▶ [What the task requires] Copy out all lines in the data below containing the string "Scene".

----- Task material

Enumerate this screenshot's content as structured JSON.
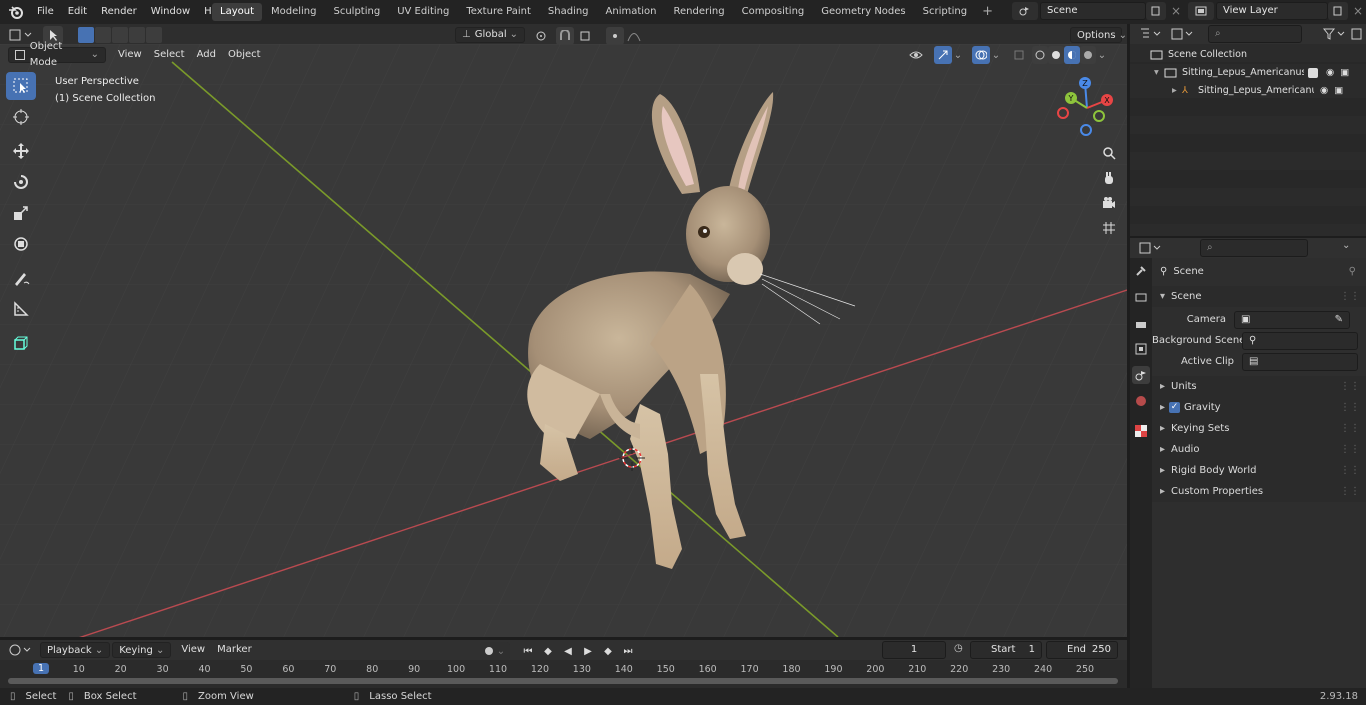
{
  "topbar": {
    "menus": [
      "File",
      "Edit",
      "Render",
      "Window",
      "Help"
    ],
    "workspaces": [
      "Layout",
      "Modeling",
      "Sculpting",
      "UV Editing",
      "Texture Paint",
      "Shading",
      "Animation",
      "Rendering",
      "Compositing",
      "Geometry Nodes",
      "Scripting"
    ],
    "active_workspace": "Layout",
    "scene": "Scene",
    "view_layer": "View Layer"
  },
  "tool_header": {
    "transform_orientation": "Global",
    "options": "Options"
  },
  "viewport_header": {
    "mode": "Object Mode",
    "menus": [
      "View",
      "Select",
      "Add",
      "Object"
    ]
  },
  "viewport": {
    "perspective": "User Perspective",
    "collection": "(1) Scene Collection",
    "gizmo_labels": {
      "z": "Z",
      "y": "Y",
      "x": "X"
    }
  },
  "outliner": {
    "root": "Scene Collection",
    "items": [
      "Sitting_Lepus_Americanus",
      "Sitting_Lepus_Americanu"
    ]
  },
  "properties": {
    "context": "Scene",
    "panel": "Scene",
    "fields": [
      "Camera",
      "Background Scene",
      "Active Clip"
    ],
    "subpanels": [
      "Units",
      "Gravity",
      "Keying Sets",
      "Audio",
      "Rigid Body World",
      "Custom Properties"
    ]
  },
  "timeline": {
    "menus": [
      "Playback",
      "Keying",
      "View",
      "Marker"
    ],
    "current_frame": "1",
    "start_label": "Start",
    "start": "1",
    "end_label": "End",
    "end": "250",
    "ticks": [
      "1",
      "10",
      "20",
      "30",
      "40",
      "50",
      "60",
      "70",
      "80",
      "90",
      "100",
      "110",
      "120",
      "130",
      "140",
      "150",
      "160",
      "170",
      "180",
      "190",
      "200",
      "210",
      "220",
      "230",
      "240",
      "250"
    ]
  },
  "statusbar": {
    "items": [
      "Select",
      "Box Select",
      "Zoom View",
      "Lasso Select"
    ],
    "version": "2.93.18"
  },
  "colors": {
    "accent": "#4772b3",
    "x_axis": "#e84545",
    "y_axis": "#8ec43c",
    "z_axis": "#4a8ae8"
  }
}
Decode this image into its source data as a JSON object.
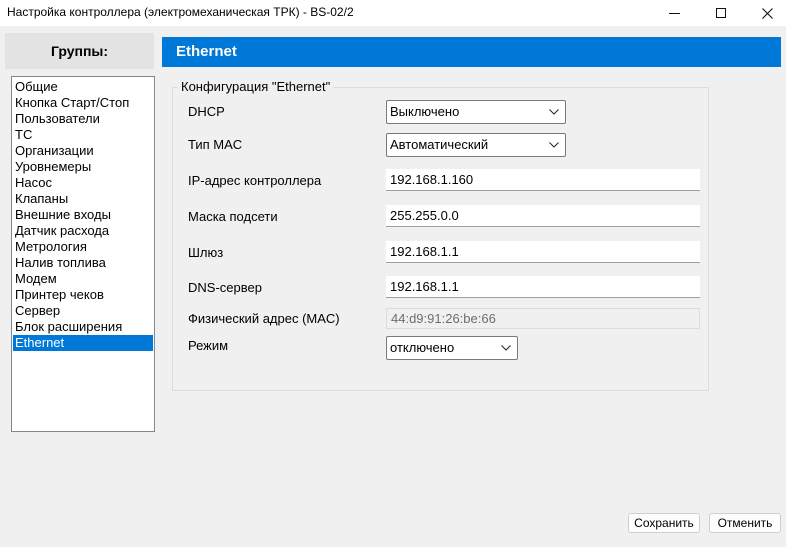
{
  "window": {
    "title": "Настройка контроллера (электромеханическая ТРК) - BS-02/2",
    "controls": {
      "minimize": "minimize-icon",
      "maximize": "maximize-icon",
      "close": "close-icon"
    }
  },
  "groups": {
    "header": "Группы:",
    "items": [
      "Общие",
      "Кнопка Старт/Стоп",
      "Пользователи",
      "ТС",
      "Организации",
      "Уровнемеры",
      "Насос",
      "Клапаны",
      "Внешние входы",
      "Датчик расхода",
      "Метрология",
      "Налив топлива",
      "Модем",
      "Принтер чеков",
      "Сервер",
      "Блок расширения",
      "Ethernet"
    ],
    "selected": "Ethernet"
  },
  "section": {
    "title": "Ethernet",
    "groupbox_label": "Конфигурация \"Ethernet\"",
    "fields": {
      "dhcp": {
        "label": "DHCP",
        "value": "Выключено"
      },
      "mac_type": {
        "label": "Тип MAC",
        "value": "Автоматический"
      },
      "ip": {
        "label": "IP-адрес контроллера",
        "value": "192.168.1.160"
      },
      "mask": {
        "label": "Маска подсети",
        "value": "255.255.0.0"
      },
      "gateway": {
        "label": "Шлюз",
        "value": "192.168.1.1"
      },
      "dns": {
        "label": "DNS-сервер",
        "value": "192.168.1.1"
      },
      "mac": {
        "label": "Физический адрес (MAC)",
        "value": "44:d9:91:26:be:66"
      },
      "mode": {
        "label": "Режим",
        "value": "отключено"
      }
    }
  },
  "buttons": {
    "save": "Сохранить",
    "cancel": "Отменить"
  },
  "colors": {
    "accent": "#0078d7",
    "window_bg": "#f0f0f0"
  }
}
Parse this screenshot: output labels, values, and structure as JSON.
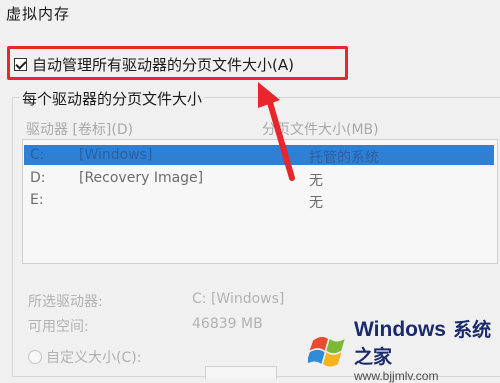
{
  "dialog": {
    "title": "虚拟内存"
  },
  "auto_manage": {
    "label": "自动管理所有驱动器的分页文件大小(A)",
    "checked": true
  },
  "group": {
    "label": "每个驱动器的分页文件大小"
  },
  "columns": {
    "drive": "驱动器 [卷标](D)",
    "paging_size": "分页文件大小(MB)"
  },
  "drives": [
    {
      "drive": "C:",
      "volume": "[Windows]",
      "size": "托管的系统",
      "selected": true
    },
    {
      "drive": "D:",
      "volume": "[Recovery Image]",
      "size": "无",
      "selected": false
    },
    {
      "drive": "E:",
      "volume": "",
      "size": "无",
      "selected": false
    }
  ],
  "details": {
    "selected_drive_label": "所选驱动器:",
    "selected_drive_value": "C: [Windows]",
    "free_space_label": "可用空间:",
    "free_space_value": "46839 MB"
  },
  "custom_size": {
    "label": "自定义大小(C):"
  },
  "watermark": {
    "brand": "Windows",
    "brand_cn": "系统之家",
    "url": "www.bjjmlv.com"
  },
  "colors": {
    "highlight": "#e8262b",
    "selection": "#2f7fd3",
    "arrow": "#e8262b"
  }
}
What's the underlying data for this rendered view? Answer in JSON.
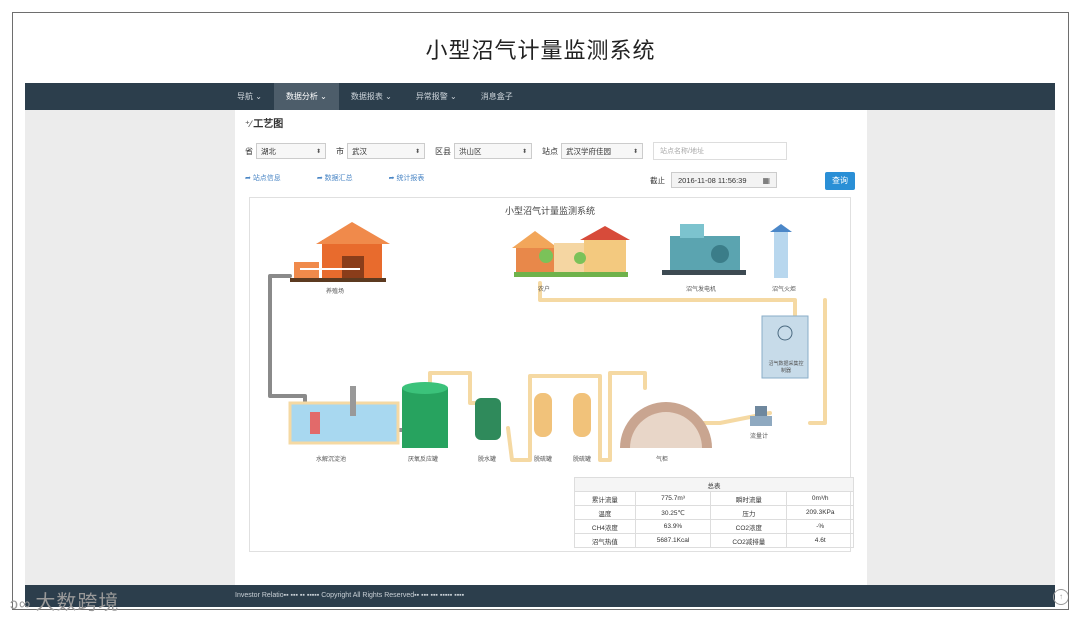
{
  "slide": {
    "title": "小型沼气计量监测系统"
  },
  "nav": {
    "items": [
      "导航 ⌄",
      "数据分析 ⌄",
      "数据报表 ⌄",
      "异常报警 ⌄",
      "消息盒子"
    ]
  },
  "section": {
    "title": "工艺图"
  },
  "filters": {
    "province_label": "省",
    "province_value": "湖北",
    "city_label": "市",
    "city_value": "武汉",
    "district_label": "区县",
    "district_value": "洪山区",
    "site_label": "站点",
    "site_value": "武汉学府佳园",
    "search_placeholder": "站点名称/地址"
  },
  "links": [
    "站点信息",
    "数据汇总",
    "统计报表"
  ],
  "deadline": {
    "label": "截止",
    "value": "2016-11-08 11:56:39",
    "button": "查询"
  },
  "diagram": {
    "title": "小型沼气计量监测系统",
    "labels": {
      "farm": "养殖场",
      "household": "农户",
      "generator": "沼气发电机",
      "torch": "沼气火炬",
      "controller": "沼气数据采集控制器",
      "flowmeter": "流量计",
      "tank1": "水解沉淀池",
      "reactor": "厌氧反应罐",
      "dewater": "脱水罐",
      "desulf1": "脱硫罐",
      "desulf2": "脱硫罐",
      "holder": "气柜"
    }
  },
  "summary": {
    "title": "总表",
    "rows": [
      [
        "累计流量",
        "775.7m³",
        "瞬时流量",
        "0m³/h"
      ],
      [
        "温度",
        "30.25℃",
        "压力",
        "209.3KPa"
      ],
      [
        "CH4浓度",
        "63.9%",
        "CO2浓度",
        "-%"
      ],
      [
        "沼气热值",
        "5687.1Kcal",
        "CO2减排量",
        "4.6t"
      ]
    ]
  },
  "footer": {
    "text": "Investor Relatio▪▪ ▪▪▪ ▪▪ ▪▪▪▪▪ Copyright All Rights Reserved▪▪   ▪▪▪ ▪▪▪   ▪▪▪▪▪ ▪▪▪▪"
  },
  "watermark": {
    "text": "大数跨境"
  },
  "colors": {
    "navbar": "#2c3e4c",
    "pipe": "#f5d9a3",
    "accent": "#2a8fd6"
  }
}
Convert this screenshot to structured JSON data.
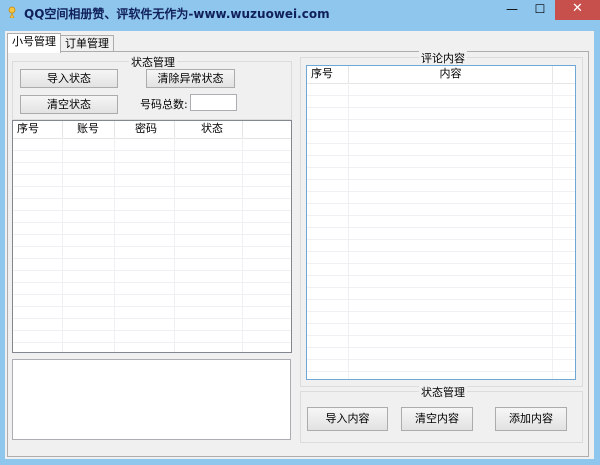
{
  "window": {
    "title": "QQ空间相册赞、评软件无作为-www.wuzuowei.com",
    "min_symbol": "—",
    "max_symbol": "☐",
    "close_symbol": "✕"
  },
  "tabs": [
    {
      "label": "小号管理",
      "active": true
    },
    {
      "label": "订单管理",
      "active": false
    }
  ],
  "left": {
    "status_group": {
      "title": "状态管理",
      "import_label": "导入状态",
      "clear_abnormal_label": "清除异常状态",
      "clear_label": "清空状态",
      "count_label": "号码总数:",
      "count_value": ""
    },
    "accounts_table": {
      "columns": [
        "序号",
        "账号",
        "密码",
        "状态"
      ],
      "rows": []
    },
    "log_text": ""
  },
  "right": {
    "comments_group": {
      "title": "评论内容",
      "columns": [
        "序号",
        "内容"
      ],
      "rows": []
    },
    "status_group": {
      "title": "状态管理",
      "import_label": "导入内容",
      "clear_label": "清空内容",
      "add_label": "添加内容"
    }
  },
  "colors": {
    "frame": "#8fc6ee",
    "close_button": "#c7504c",
    "title_text": "#10205a"
  },
  "icons": [
    "app-icon",
    "minimize-icon",
    "maximize-icon",
    "close-icon"
  ]
}
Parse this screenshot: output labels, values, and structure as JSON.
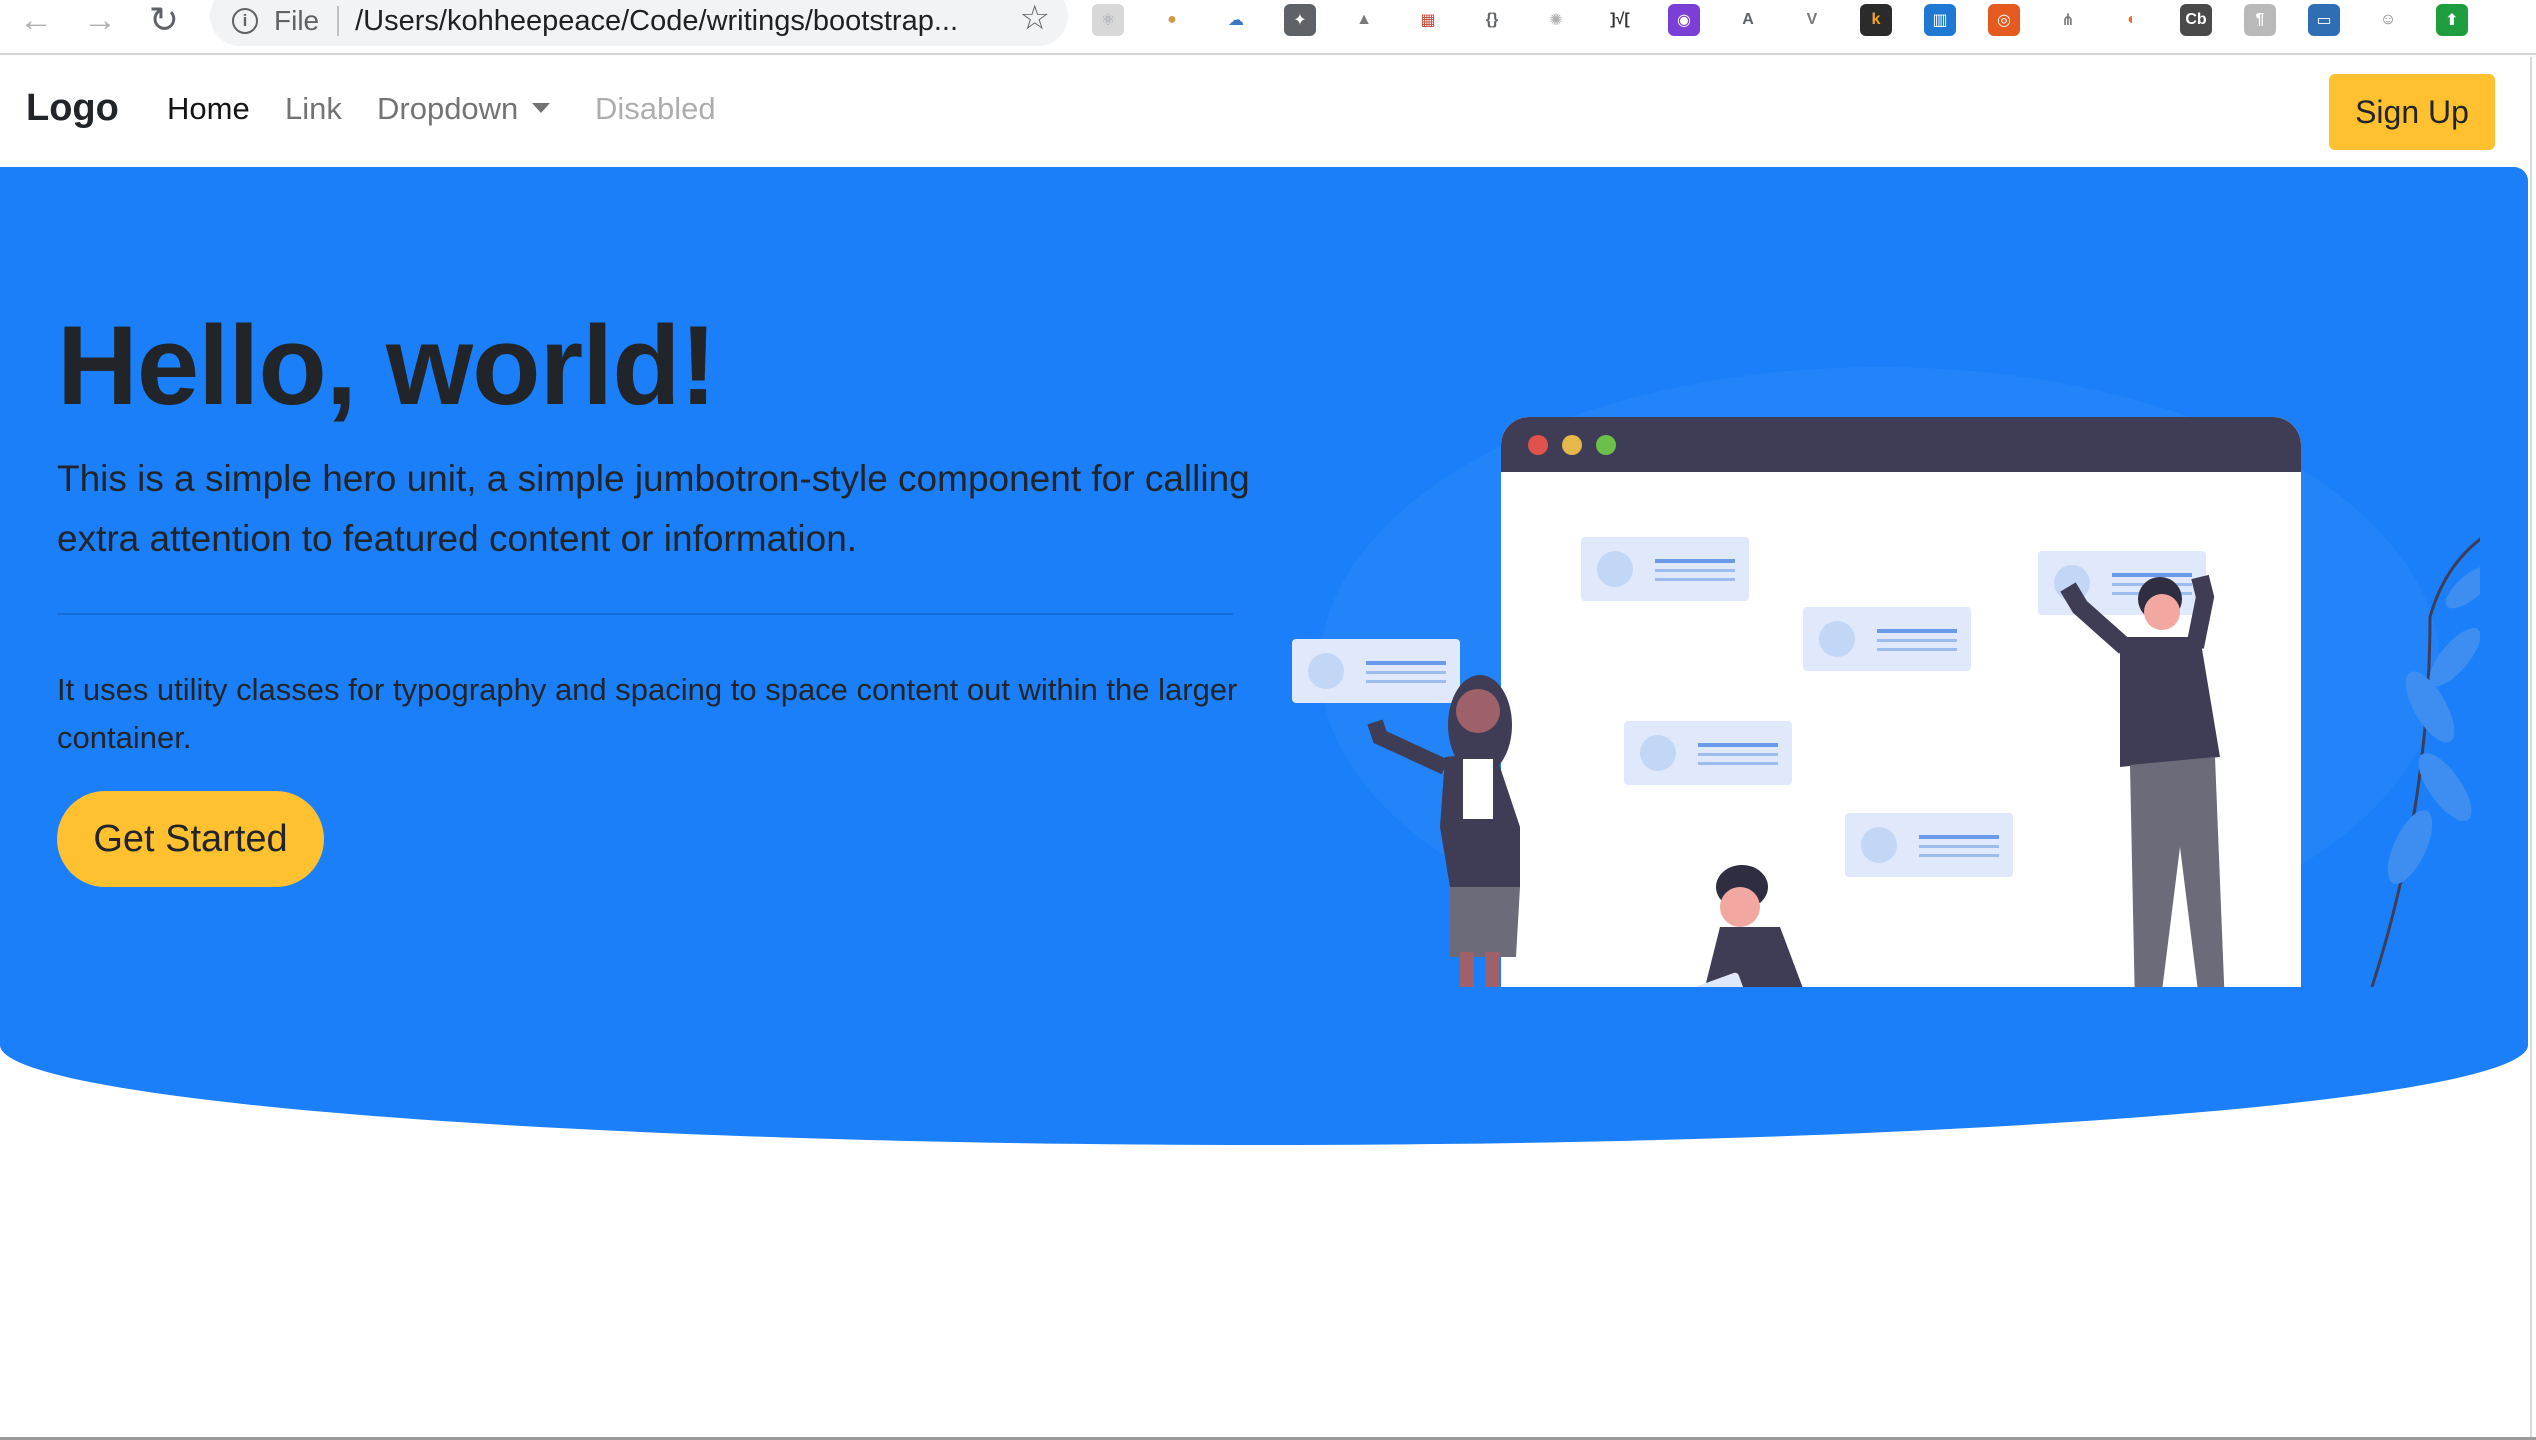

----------

▶ [Solution to the problem]
    "scene": "Scene",
    "collection": "(1) Scene Collection",
    "root": "Scene Collection",
    "context": "Scene",
    "panel": "Scene",
      "Background Scene",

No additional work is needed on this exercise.